The problem
Exact wording is required: give all the records again, minus the pictures.

Dataset rows describing interfaces
──────

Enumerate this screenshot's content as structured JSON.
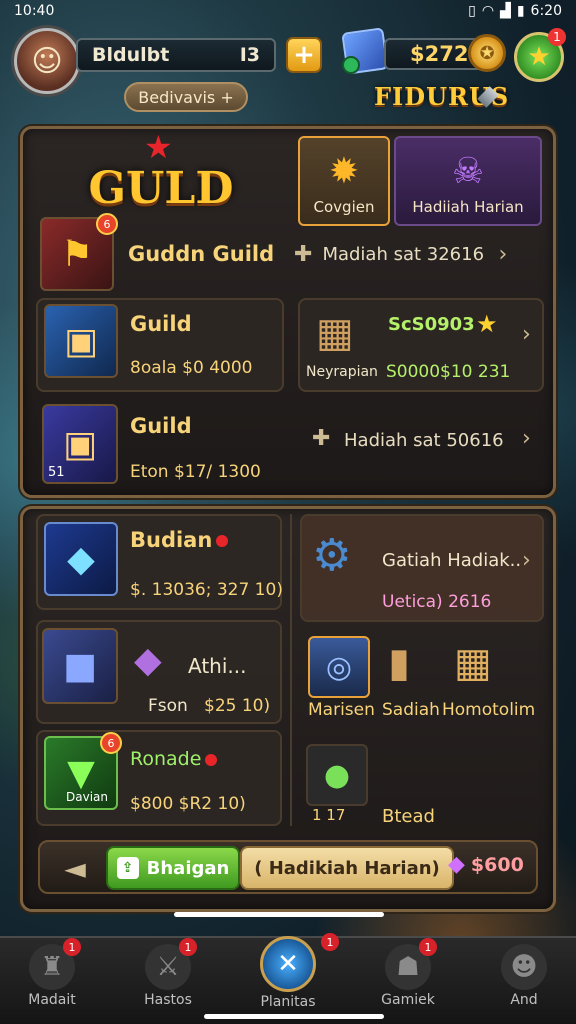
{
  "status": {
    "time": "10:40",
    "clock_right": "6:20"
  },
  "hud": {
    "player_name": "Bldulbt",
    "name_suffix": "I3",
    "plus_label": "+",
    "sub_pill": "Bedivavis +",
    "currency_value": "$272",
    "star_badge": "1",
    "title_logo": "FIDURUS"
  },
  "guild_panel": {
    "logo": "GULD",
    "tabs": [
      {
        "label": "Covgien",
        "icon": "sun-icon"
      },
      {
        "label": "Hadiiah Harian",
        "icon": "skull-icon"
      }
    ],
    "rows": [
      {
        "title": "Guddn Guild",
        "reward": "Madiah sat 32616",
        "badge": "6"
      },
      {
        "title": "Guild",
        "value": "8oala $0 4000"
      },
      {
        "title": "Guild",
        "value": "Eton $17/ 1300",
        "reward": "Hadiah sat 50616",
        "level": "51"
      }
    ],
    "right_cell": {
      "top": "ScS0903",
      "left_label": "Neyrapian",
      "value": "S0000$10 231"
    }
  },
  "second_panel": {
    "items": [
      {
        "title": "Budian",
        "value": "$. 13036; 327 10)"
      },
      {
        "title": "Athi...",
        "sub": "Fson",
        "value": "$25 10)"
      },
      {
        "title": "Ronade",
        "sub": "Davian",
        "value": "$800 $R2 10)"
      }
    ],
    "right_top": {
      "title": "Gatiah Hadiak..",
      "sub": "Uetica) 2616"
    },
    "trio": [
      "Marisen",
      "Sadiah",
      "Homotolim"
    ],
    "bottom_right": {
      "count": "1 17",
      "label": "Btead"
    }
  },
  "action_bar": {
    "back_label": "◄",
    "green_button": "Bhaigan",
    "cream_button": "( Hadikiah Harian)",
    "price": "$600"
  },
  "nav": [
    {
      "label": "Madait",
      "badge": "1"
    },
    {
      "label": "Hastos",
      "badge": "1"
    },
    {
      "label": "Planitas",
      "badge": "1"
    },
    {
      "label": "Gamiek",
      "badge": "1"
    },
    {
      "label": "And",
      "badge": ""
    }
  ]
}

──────

Response area
Enumerate this screenshot's content as structured JSON.
{
  "status": {
    "time": "10:40",
    "clock_right": "6:20"
  },
  "hud": {
    "player_name": "Bldulbt",
    "name_suffix": "I3",
    "plus_label": "+",
    "sub_pill": "Bedivavis +",
    "currency_value": "$272",
    "star_badge": "1",
    "title_logo": "FIDURUS"
  },
  "guild_panel": {
    "logo": "GULD",
    "tabs": [
      {
        "label": "Covgien",
        "icon": "sun-icon"
      },
      {
        "label": "Hadiiah Harian",
        "icon": "skull-icon"
      }
    ],
    "rows": [
      {
        "title": "Guddn Guild",
        "reward": "Madiah sat 32616",
        "badge": "6"
      },
      {
        "title": "Guild",
        "value": "8oala $0 4000"
      },
      {
        "title": "Guild",
        "value": "Eton $17/ 1300",
        "reward": "Hadiah sat 50616",
        "level": "51"
      }
    ],
    "right_cell": {
      "top": "ScS0903",
      "left_label": "Neyrapian",
      "value": "S0000$10 231"
    }
  },
  "second_panel": {
    "items": [
      {
        "title": "Budian",
        "value": "$. 13036; 327 10)"
      },
      {
        "title": "Athi...",
        "sub": "Fson",
        "value": "$25 10)"
      },
      {
        "title": "Ronade",
        "sub": "Davian",
        "value": "$800 $R2 10)"
      }
    ],
    "right_top": {
      "title": "Gatiah Hadiak..",
      "sub": "Uetica) 2616"
    },
    "trio": [
      "Marisen",
      "Sadiah",
      "Homotolim"
    ],
    "bottom_right": {
      "count": "1 17",
      "label": "Btead"
    }
  },
  "action_bar": {
    "back_label": "◄",
    "green_button": "Bhaigan",
    "cream_button": "( Hadikiah Harian)",
    "price": "$600"
  },
  "nav": [
    {
      "label": "Madait",
      "badge": "1"
    },
    {
      "label": "Hastos",
      "badge": "1"
    },
    {
      "label": "Planitas",
      "badge": "1"
    },
    {
      "label": "Gamiek",
      "badge": "1"
    },
    {
      "label": "And",
      "badge": ""
    }
  ]
}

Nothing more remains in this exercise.